[Recorded information]:
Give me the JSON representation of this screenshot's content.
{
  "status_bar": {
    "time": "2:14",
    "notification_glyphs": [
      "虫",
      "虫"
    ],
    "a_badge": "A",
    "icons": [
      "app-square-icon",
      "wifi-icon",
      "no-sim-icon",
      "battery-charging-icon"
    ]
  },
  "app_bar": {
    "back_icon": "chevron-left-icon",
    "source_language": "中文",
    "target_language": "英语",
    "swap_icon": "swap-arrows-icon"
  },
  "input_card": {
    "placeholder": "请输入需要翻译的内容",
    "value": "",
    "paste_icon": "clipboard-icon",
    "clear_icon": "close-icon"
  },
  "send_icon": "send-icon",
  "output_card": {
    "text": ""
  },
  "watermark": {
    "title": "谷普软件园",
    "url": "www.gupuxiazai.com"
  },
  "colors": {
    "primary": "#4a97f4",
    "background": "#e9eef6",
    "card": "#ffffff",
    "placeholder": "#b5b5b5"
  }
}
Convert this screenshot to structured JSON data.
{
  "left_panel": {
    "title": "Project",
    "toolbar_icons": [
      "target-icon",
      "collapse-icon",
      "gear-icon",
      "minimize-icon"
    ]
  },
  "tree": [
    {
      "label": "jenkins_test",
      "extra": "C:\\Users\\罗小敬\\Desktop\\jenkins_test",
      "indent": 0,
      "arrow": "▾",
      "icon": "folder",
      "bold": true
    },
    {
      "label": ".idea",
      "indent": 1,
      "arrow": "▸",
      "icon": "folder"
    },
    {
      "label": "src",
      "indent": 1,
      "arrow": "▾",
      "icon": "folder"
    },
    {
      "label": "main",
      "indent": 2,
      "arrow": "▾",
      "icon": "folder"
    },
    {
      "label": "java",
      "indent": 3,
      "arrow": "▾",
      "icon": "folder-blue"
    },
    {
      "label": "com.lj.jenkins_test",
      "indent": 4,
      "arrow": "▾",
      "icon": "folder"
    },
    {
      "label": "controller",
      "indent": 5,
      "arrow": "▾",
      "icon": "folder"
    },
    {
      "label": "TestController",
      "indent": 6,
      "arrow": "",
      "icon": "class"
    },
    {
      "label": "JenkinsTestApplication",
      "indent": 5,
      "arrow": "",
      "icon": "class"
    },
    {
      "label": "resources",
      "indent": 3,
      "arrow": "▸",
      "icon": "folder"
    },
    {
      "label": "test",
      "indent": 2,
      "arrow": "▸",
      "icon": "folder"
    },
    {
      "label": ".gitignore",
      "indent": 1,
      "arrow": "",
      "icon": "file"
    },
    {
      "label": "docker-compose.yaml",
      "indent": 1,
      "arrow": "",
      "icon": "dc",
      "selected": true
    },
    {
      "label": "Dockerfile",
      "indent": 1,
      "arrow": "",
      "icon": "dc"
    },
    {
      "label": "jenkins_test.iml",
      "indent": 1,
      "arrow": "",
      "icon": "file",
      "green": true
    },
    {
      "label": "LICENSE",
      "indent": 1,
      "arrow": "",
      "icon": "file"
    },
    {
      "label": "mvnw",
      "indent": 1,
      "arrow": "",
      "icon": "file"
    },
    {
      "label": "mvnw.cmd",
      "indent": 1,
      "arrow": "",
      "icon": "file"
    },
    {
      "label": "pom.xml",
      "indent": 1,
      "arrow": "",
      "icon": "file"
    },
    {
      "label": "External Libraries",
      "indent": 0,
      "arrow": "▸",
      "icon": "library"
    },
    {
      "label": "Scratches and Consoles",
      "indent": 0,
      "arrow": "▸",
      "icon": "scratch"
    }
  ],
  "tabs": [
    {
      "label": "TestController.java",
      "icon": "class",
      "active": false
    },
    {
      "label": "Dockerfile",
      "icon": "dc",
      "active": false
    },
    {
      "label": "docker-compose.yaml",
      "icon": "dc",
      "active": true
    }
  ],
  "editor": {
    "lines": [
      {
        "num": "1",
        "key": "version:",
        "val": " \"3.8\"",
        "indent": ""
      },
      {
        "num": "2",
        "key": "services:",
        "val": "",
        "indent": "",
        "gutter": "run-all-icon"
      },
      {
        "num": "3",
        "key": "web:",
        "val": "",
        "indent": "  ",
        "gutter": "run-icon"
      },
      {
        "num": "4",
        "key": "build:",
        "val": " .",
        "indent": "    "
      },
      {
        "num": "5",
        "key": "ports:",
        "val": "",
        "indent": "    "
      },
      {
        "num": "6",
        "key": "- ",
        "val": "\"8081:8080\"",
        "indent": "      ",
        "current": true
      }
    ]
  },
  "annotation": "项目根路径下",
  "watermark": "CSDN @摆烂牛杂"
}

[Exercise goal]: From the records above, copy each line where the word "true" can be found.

[Expected output]:
      "bold": true
      "selected": true
      "green": true
      "active": true
        "current": true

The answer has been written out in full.